The Israeli Fire Department suspects that the fires that started over the weekend may have been part of a large-scale arson plot.

According to the Western Galilee fire department, about 200 dunams of land - approximately 50 acres - were destroyed in 44 fires set on Friday.  The ares affected include Gilon, Har Gamal, Achihud and Yas’ur.  In addition, three residents of Yas’ur suffered smoke inhalation injuries.  Spokesman Yigal Ben-Abu said that most of the fires had a single point of origin, which signals arson, as does the fact that many of the the fires were not in regions frequented by hikers.

However, the Israeli Police has taken a much more cautious approach, saying that it is possible that the extremely dry condition likely contributed to the fires as well as recklessness amongst campers who did not extinguish fires completely.  The police also exhorted the public to not assume that the fires were set by arsonists.  Neither party would say whether the fires were set by Arabs with nationalist motives or as part of a terrorism campaign, although the fire department indicated as such.

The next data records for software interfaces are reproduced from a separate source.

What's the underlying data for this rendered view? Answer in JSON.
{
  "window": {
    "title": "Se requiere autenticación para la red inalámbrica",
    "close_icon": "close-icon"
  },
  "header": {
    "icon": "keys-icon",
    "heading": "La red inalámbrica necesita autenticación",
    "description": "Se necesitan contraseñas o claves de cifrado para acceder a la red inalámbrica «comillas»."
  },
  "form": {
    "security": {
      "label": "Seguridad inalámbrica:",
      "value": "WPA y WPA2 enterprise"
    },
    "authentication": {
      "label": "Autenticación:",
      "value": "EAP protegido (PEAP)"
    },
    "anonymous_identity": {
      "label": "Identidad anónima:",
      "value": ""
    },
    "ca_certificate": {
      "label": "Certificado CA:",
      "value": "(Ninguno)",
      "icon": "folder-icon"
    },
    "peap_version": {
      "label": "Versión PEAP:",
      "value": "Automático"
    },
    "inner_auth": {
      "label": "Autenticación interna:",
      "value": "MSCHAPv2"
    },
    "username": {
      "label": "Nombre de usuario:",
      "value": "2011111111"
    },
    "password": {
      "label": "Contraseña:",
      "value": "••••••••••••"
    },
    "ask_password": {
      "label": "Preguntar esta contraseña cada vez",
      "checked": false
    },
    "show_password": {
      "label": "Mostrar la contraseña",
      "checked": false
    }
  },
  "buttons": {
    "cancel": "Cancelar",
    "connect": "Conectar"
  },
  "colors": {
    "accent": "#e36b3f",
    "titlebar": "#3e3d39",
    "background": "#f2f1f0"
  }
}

MK Aryeh Eldad called the fires a terrorist attack and linked the fires to prisoner exchange that led to Gilad Shalit’s freedom.  He said that Israel is “witnessing a new wave of terrorism which is a result of the boost provided to terrorism when hundreds of terrorist murderers were released”.  Other MKs from the Nationalist camp condemned the attacks and demanded that Prime Minister Benjamin Netanyahu act decisively against “the next wave of terrorism”.  In addition, the MKs called the fires an attack on Israel’s natural resources, the most important of which are trees and water.

Last December, a massive fire in the Carmel forest led to the destruction of close to 5 million trees and 250 houses.  During that fire, 44 died and 17,000 were evacuated.  That fire was eventually found to have been accidentally started, although those responsible were tried and jailed.

While firefighters were combating the blaze, several northern communities - including an old-age home - were evacuated successfully. Most of the residents were then allowed to return to their homes.